# Your task
Copy each line below that contains "arrow".

- Opening Delimiter -

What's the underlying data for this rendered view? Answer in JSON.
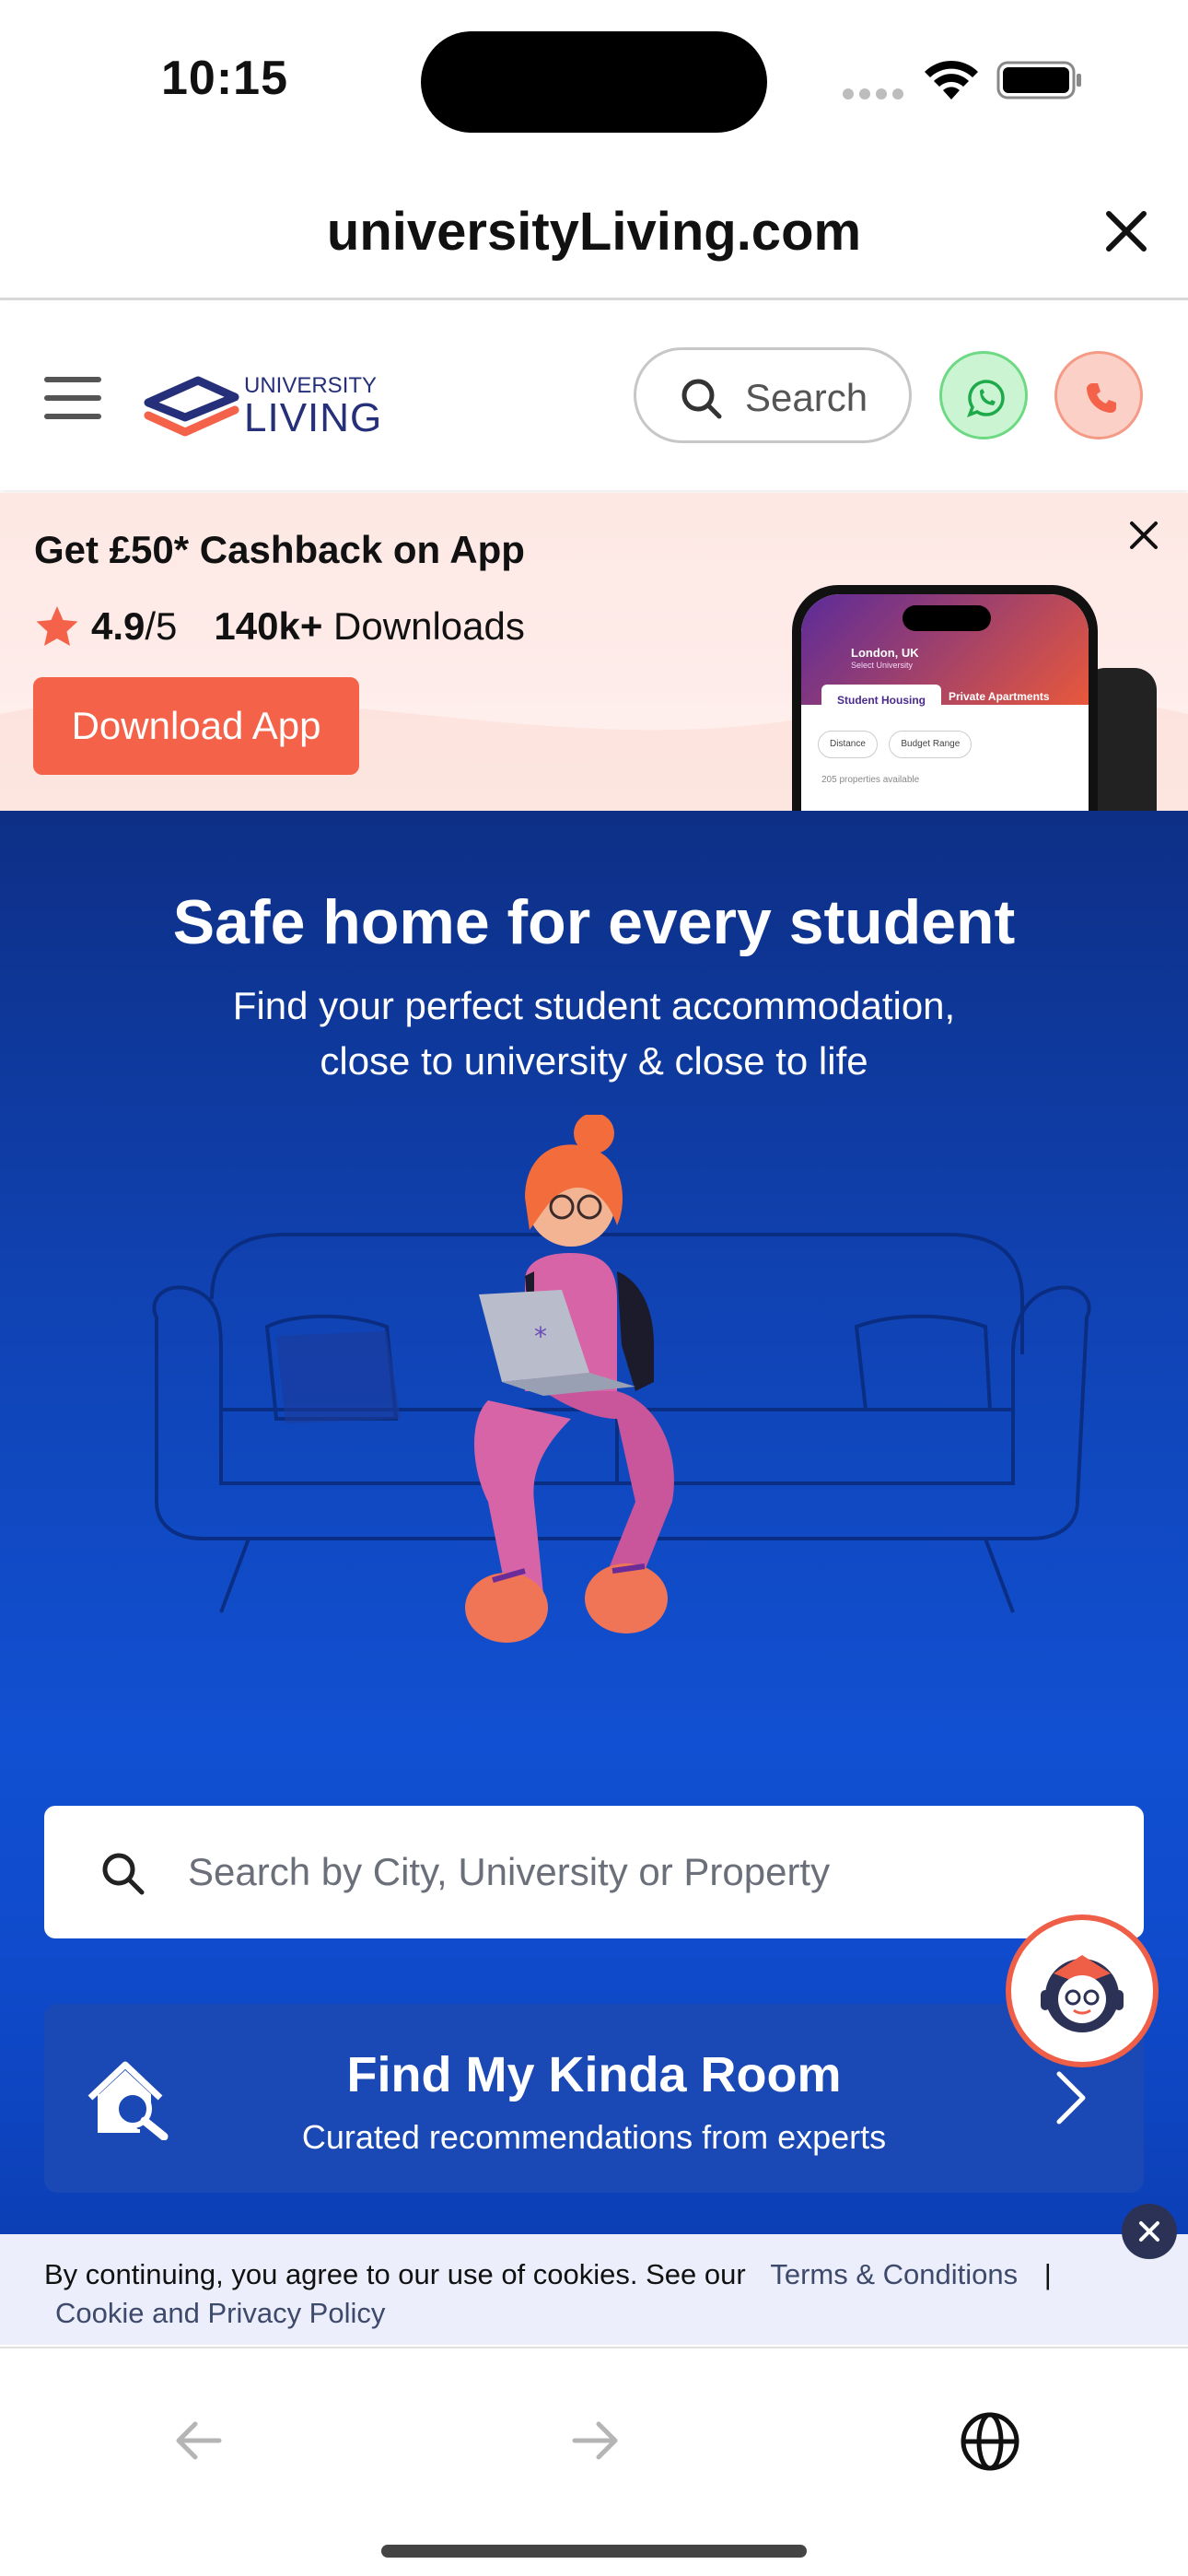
{
  "status_bar": {
    "time": "10:15"
  },
  "browser": {
    "url": "universityLiving.com",
    "back_icon": "arrow-left-icon",
    "forward_icon": "arrow-right-icon",
    "globe_icon": "globe-icon"
  },
  "nav": {
    "logo_top": "UNIVERSITY",
    "logo_bottom": "LIVING",
    "search_label": "Search"
  },
  "promo": {
    "title": "Get £50* Cashback on App",
    "rating": "4.9",
    "rating_suffix": "/5",
    "downloads_bold": "140k+",
    "downloads_text": " Downloads",
    "download_button": "Download App",
    "phone": {
      "location": "London, UK",
      "location_sub": "Select University",
      "tab_1": "Student Housing",
      "tab_2": "Private Apartments",
      "filter_1": "Distance",
      "filter_2": "Budget Range",
      "count": "205 properties available"
    }
  },
  "hero": {
    "title": "Safe home for every student",
    "subtitle_line1": "Find your perfect student accommodation,",
    "subtitle_line2": "close to university & close to life",
    "search_placeholder": "Search by City, University or Property"
  },
  "kinda_room": {
    "title": "Find My Kinda Room",
    "subtitle": "Curated recommendations from experts"
  },
  "cookie": {
    "text": "By continuing, you agree to our use of cookies. See our",
    "terms_link": "Terms & Conditions",
    "separator": "|",
    "policy_link": "Cookie and Privacy Policy"
  },
  "colors": {
    "brand_orange": "#f4624a",
    "brand_navy": "#26307a",
    "hero_blue": "#1043b4",
    "whatsapp_green": "#cbf5d2"
  }
}
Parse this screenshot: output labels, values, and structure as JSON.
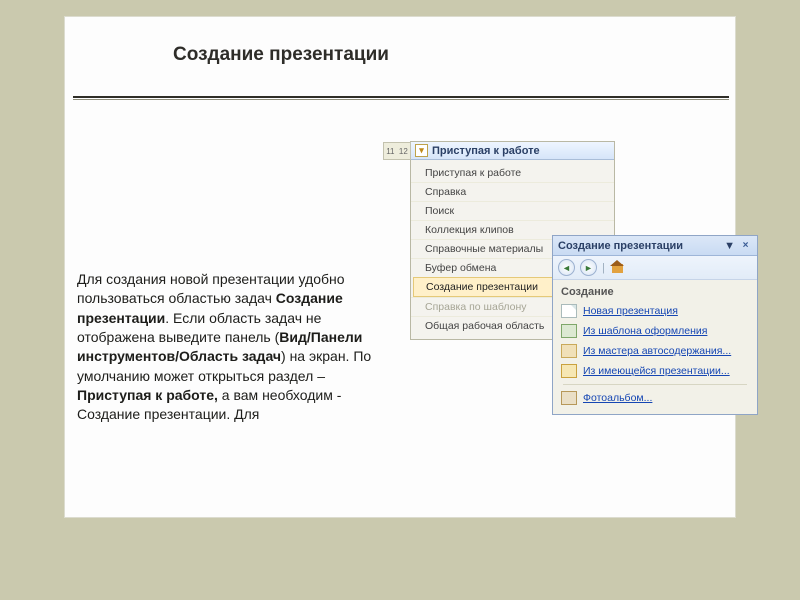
{
  "title": "Создание презентации",
  "body": {
    "p1a": "Для создания новой презентации удобно пользоваться областью задач ",
    "p1b_bold": "Создание презентации",
    "p1c": ". Если область задач не отображена выведите панель (",
    "p1d_bold": "Вид/Панели инструментов/Область задач",
    "p1e": ") на экран. По умолчанию может открыться раздел – ",
    "p1f_bold": "Приступая к работе,",
    "p1g": " а вам необходим - Создание презентации. Для"
  },
  "ruler": {
    "a": "11",
    "b": "12"
  },
  "leftPane": {
    "header": "Приступая к работе",
    "items": [
      "Приступая к работе",
      "Справка",
      "Поиск",
      "Коллекция клипов",
      "Справочные материалы",
      "Буфер обмена",
      "Создание презентации",
      "Справка по шаблону",
      "Общая рабочая область"
    ],
    "activeIndex": 6,
    "dim": [
      7
    ]
  },
  "rightPane": {
    "header": "Создание презентации",
    "dropdownGlyph": "▼",
    "closeGlyph": "×",
    "section": "Создание",
    "links": [
      {
        "icon": "doc",
        "text": "Новая презентация"
      },
      {
        "icon": "tmpl",
        "text": "Из шаблона оформления"
      },
      {
        "icon": "wiz",
        "text": "Из мастера автосодержания..."
      },
      {
        "icon": "open",
        "text": "Из имеющейся презентации..."
      },
      {
        "icon": "photo",
        "text": "Фотоальбом..."
      }
    ]
  }
}
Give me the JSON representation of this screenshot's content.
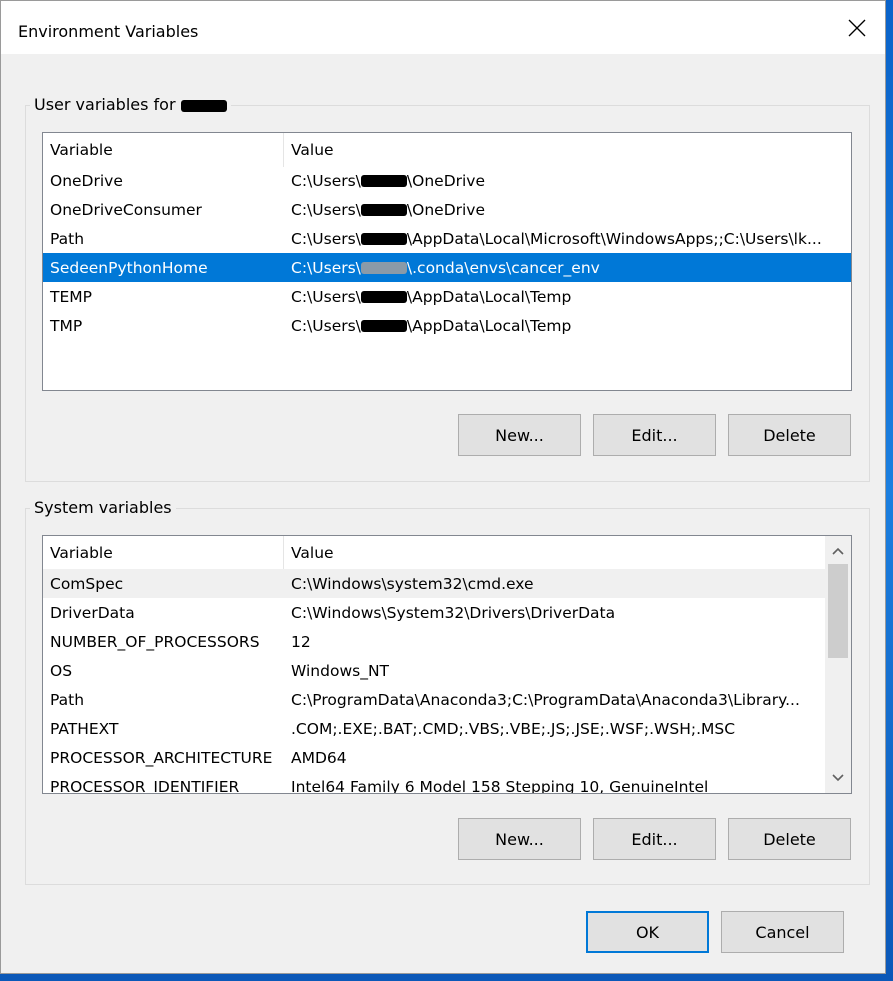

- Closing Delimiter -

# Expected answer
    "back_icon": "arrow-left-icon",
    "forward_icon": "arrow-right-icon",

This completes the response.